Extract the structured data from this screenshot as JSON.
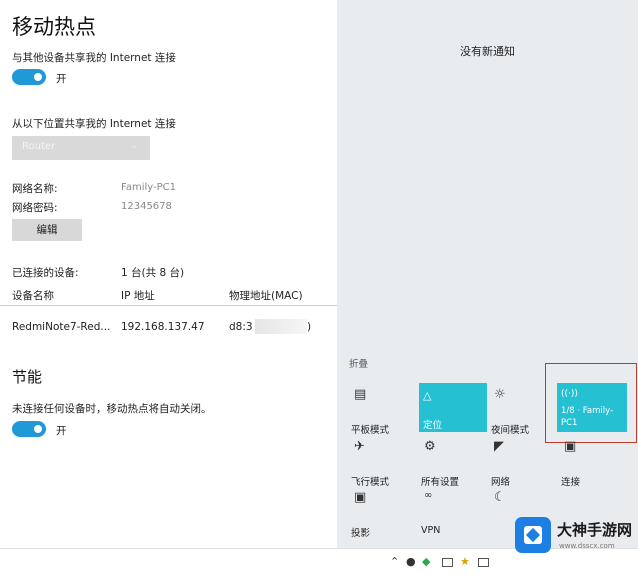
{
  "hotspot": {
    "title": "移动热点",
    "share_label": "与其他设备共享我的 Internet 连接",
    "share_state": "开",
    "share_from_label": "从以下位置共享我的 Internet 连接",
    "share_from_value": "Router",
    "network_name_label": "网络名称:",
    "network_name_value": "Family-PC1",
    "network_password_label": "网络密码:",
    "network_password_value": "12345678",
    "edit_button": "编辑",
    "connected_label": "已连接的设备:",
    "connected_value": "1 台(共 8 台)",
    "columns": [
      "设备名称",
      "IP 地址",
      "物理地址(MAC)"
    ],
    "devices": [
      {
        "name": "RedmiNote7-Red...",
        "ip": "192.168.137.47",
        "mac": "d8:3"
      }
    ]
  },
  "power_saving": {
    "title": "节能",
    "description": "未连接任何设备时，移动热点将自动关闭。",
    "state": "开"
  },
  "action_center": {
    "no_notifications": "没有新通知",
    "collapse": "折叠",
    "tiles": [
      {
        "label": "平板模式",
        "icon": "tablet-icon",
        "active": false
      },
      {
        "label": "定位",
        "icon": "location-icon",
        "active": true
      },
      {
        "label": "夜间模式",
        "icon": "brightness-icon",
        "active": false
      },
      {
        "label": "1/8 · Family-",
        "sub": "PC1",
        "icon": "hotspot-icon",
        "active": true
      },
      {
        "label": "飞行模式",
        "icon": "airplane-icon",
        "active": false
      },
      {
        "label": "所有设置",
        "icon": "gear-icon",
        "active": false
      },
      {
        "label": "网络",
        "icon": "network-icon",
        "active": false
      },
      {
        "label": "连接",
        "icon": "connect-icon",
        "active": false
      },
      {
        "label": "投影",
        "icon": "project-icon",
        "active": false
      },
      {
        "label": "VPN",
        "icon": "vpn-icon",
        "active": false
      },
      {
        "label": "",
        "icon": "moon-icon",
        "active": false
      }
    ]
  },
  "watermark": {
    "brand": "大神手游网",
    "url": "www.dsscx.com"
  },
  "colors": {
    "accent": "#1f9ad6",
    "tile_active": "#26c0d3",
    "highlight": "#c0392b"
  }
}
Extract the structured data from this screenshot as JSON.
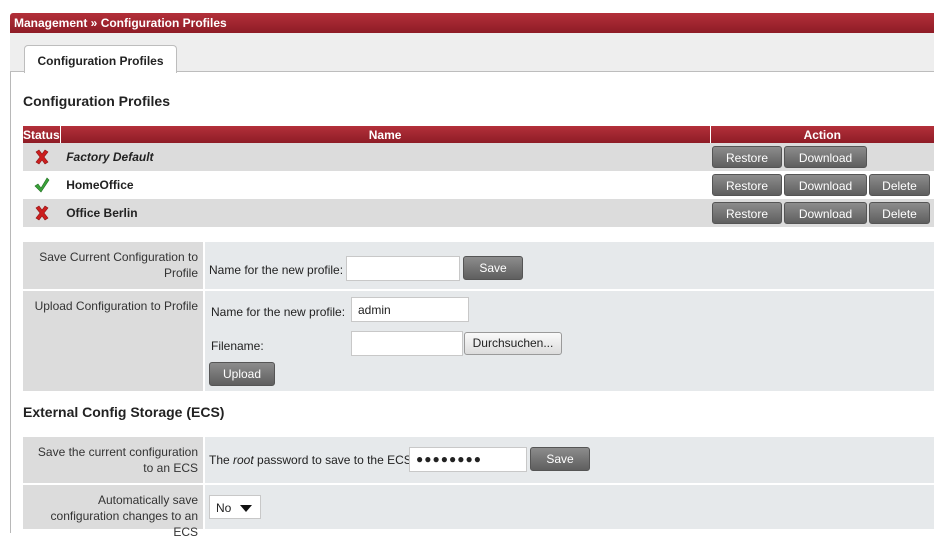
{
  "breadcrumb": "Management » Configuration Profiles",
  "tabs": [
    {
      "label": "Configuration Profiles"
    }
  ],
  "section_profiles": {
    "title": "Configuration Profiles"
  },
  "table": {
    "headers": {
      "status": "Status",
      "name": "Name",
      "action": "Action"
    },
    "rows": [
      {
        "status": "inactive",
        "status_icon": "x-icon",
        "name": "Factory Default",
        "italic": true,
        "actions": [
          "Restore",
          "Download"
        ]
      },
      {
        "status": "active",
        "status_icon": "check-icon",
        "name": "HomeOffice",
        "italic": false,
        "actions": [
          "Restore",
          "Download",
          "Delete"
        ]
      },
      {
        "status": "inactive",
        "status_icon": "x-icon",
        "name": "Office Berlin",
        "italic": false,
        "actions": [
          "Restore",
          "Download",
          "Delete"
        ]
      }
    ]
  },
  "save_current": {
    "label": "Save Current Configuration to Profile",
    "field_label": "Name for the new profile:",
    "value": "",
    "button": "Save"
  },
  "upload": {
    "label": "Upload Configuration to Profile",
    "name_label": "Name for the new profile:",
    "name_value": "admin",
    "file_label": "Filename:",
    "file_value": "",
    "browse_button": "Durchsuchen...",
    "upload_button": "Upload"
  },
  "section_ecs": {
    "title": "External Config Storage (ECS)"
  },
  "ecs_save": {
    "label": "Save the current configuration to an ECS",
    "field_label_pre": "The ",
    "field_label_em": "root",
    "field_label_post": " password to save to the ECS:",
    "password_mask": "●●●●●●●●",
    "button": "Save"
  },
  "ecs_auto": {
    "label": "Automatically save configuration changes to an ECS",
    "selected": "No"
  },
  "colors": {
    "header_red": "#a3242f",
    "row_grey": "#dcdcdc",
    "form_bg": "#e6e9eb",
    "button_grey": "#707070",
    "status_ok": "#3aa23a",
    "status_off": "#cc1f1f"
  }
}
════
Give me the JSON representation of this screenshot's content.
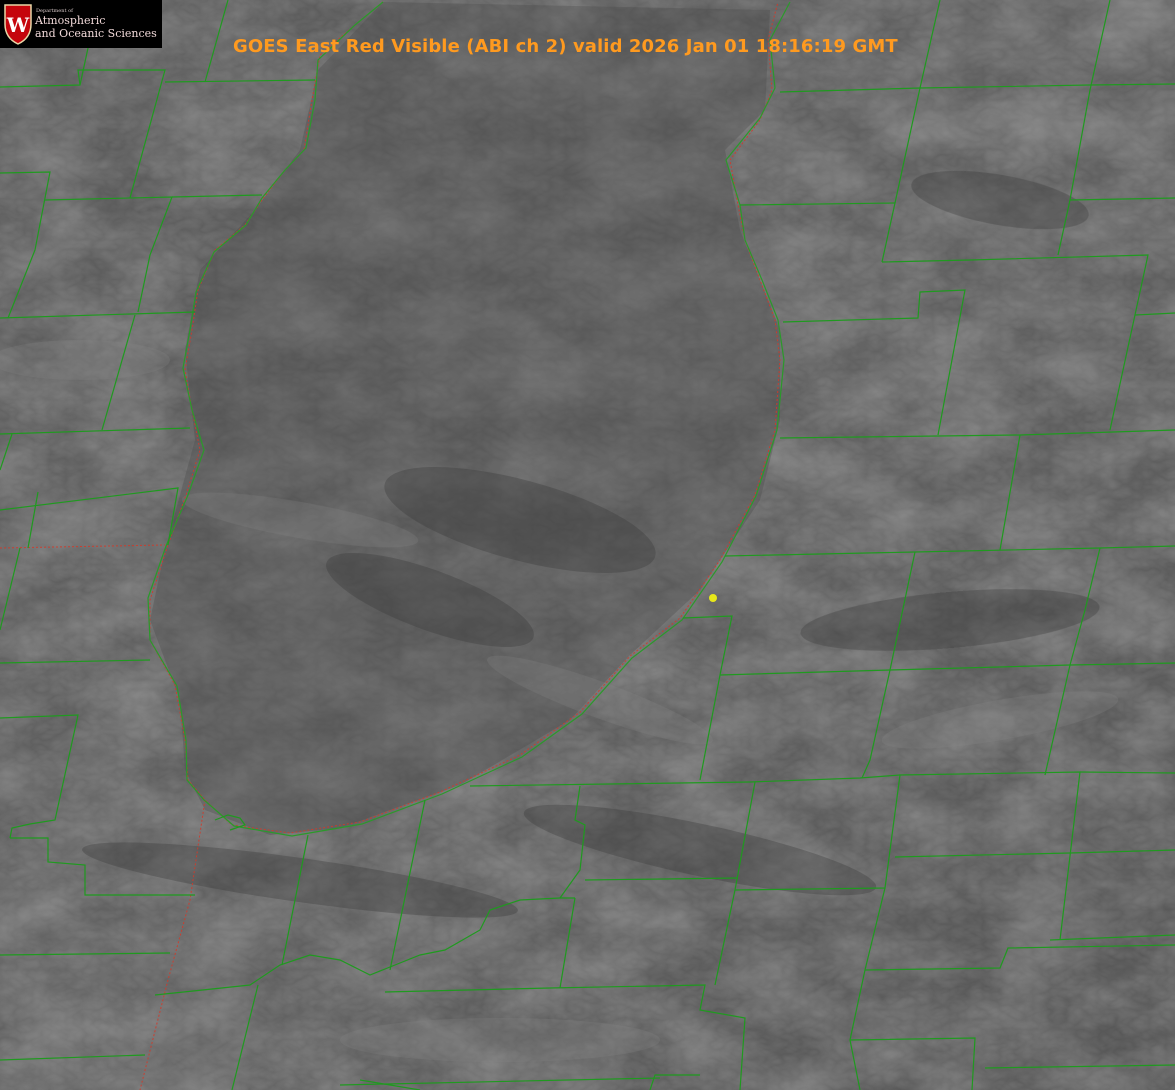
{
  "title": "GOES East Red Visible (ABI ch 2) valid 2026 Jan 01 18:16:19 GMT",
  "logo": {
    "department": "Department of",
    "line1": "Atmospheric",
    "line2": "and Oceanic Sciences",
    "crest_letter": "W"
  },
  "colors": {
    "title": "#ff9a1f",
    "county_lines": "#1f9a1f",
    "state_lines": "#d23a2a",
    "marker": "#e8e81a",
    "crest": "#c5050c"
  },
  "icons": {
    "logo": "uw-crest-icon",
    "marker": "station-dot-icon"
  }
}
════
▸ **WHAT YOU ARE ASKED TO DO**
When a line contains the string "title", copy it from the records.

▸ **EXERCISE SOLUTION**
    "title": "移动热点",
    "title": "节能",
    "title": "Configuration Profiles"
    "title": "External Config Storage (ECS)"
  "title": "GOES East Red Visible (ABI ch 2) valid 2026 Jan 01 18:16:19 GMT",
    "title": "#ff9a1f",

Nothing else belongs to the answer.